The difference would be to allow . as joiner after use, and it would require the left hand side to be self or an index, field or function (with no additional argument but self, &self, &mut self, Pin<self> or any other valid receiver) of it.

This way, the syntax is non-ambiguous (because for now . is not allowed), and I think we can craft good error messages in case someone writes use my_module.MyType by mistake.


I would suggest pull frob for self.field2 instead of delegate. The latter is quite a long keyword and rust is famous for its keywords shortcuts :smile:

To be clear, the thing being discussed here is instead of writing this:

struct Foo {
  bar: Bar,

impl Foo {
    fn do_stuff(&self) {;

You would instead write:

struct Foo {
  bar: Bar,

impl Foo {
    use; // Replace with your favorite alternative syntax.


This seems like a super tiny paper cut. One hardly worth modifying Rust for. Even if the signature of do_stuff is more complicated I still don't think this is a big enough problem to add more syntax baggage to Rust, and this isn't something I'd want to blow the language strangeness budget on.


If normal use clauses are to ever be allowed inside impl blocks as @scottmcm suggested, this (and the OP's proposal) may conflict with the goal of having a backtracking-free parser for Rust. My own proposal to put for first doesn't have this drawback.

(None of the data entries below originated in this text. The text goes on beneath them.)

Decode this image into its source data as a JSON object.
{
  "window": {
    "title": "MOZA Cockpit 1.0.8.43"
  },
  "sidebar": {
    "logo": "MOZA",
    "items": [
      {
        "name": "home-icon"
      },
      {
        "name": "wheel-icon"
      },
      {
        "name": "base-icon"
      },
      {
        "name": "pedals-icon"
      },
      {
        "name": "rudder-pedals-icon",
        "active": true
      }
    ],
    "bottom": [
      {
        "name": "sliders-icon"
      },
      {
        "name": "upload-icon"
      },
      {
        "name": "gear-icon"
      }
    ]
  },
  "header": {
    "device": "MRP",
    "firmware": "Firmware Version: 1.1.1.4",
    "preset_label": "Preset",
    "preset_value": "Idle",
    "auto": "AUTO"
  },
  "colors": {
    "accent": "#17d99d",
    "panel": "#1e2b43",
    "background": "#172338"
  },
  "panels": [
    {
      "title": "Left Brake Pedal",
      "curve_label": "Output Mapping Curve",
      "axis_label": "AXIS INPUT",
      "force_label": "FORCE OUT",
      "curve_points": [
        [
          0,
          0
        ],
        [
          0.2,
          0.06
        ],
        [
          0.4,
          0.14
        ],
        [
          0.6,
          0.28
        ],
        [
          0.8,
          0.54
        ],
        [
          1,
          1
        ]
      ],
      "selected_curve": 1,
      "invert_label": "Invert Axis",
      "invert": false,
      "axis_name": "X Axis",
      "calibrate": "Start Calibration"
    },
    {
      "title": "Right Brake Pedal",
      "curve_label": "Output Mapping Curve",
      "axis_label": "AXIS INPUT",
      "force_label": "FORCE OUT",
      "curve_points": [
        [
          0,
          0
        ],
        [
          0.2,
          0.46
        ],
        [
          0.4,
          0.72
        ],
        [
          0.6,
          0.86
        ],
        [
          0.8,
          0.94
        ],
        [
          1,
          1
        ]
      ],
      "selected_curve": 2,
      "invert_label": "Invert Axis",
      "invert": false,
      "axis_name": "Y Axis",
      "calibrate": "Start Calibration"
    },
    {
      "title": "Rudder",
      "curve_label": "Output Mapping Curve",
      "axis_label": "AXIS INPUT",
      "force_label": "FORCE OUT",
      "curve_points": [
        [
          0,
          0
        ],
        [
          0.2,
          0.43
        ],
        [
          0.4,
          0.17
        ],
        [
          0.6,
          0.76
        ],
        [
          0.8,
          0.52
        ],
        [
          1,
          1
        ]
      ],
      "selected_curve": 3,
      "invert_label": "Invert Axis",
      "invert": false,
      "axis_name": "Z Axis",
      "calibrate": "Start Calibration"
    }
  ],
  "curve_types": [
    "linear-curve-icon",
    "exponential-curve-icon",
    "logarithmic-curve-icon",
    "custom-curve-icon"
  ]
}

When you only delegate a single method with a known signature, it may seem not worth it, but when it's used with a whole trait or even multiple ones, it really starts paying off. This has been a somewhat oft-requested feature that would enable the sorts of patterns that in other OOP languages are usually implemented via inheritance.


Just as a counterexample, consider forwarding serde::de::Visitor. With this adjustment it's (without the 'de-dependent methods because lifetime complexity)

impl<'de> Visitor<'de> for MyType {
    use self.raw::{
    serde_if_integer128!(use self.raw::{visit_u128, visit_i128});

I really don't want to write out the explicit version on my phone; it's a lot more boilerplate to read, even if your IDE can generate it for you.

For a more reasonable example, consider forwarding all the Iterator methods for your IntoIter wrapper type.

The real advantage comes from forwarding a large trait, but it adds clarity to the single case as well as the large one. I think it's a clear positive in some form at least.

The syntax of allowing . in a path (use self.member::{func}) doesn't require backtracking (or equivalently, infinite lookahead). It's even LL(3) in the simple case (use, self, .; the . means it's a delegation use). Even in worst case "you don't know what kind of use tree it is until after you parse the main tree", it doesn't require backtracking/infinite lookahead; you just delay the decision. Parse the use tree and then decide what kind of use treee it is. Backtracking is a problem when you need to reinterpret how you've parsed what you've already passed. If it parses the same on all paths, just delay the decision.


It seems obvious to extend this to work on a whole trait:

struct MyIter<'a, T>(std::slice::Iter<'a, T>);

impl<T> Iterator for MyIter<'_, T>
    T: Sync,
use self.0;

equivalent to:

struct MyIter<'a, T>(std::slice::Iter<'a, T>);

impl<'a, T> Iterator for MyIter<'a, T>
    T: Sync,
    type Item = &'a T;
    fn next(&mut self) -> Option<&'a T> {
    // delegates all the other Iterator members too...

If there were an API for a procedural macro to pull in the text of a given import path, then this could be implemented as a macro without adding any special builtin syntax.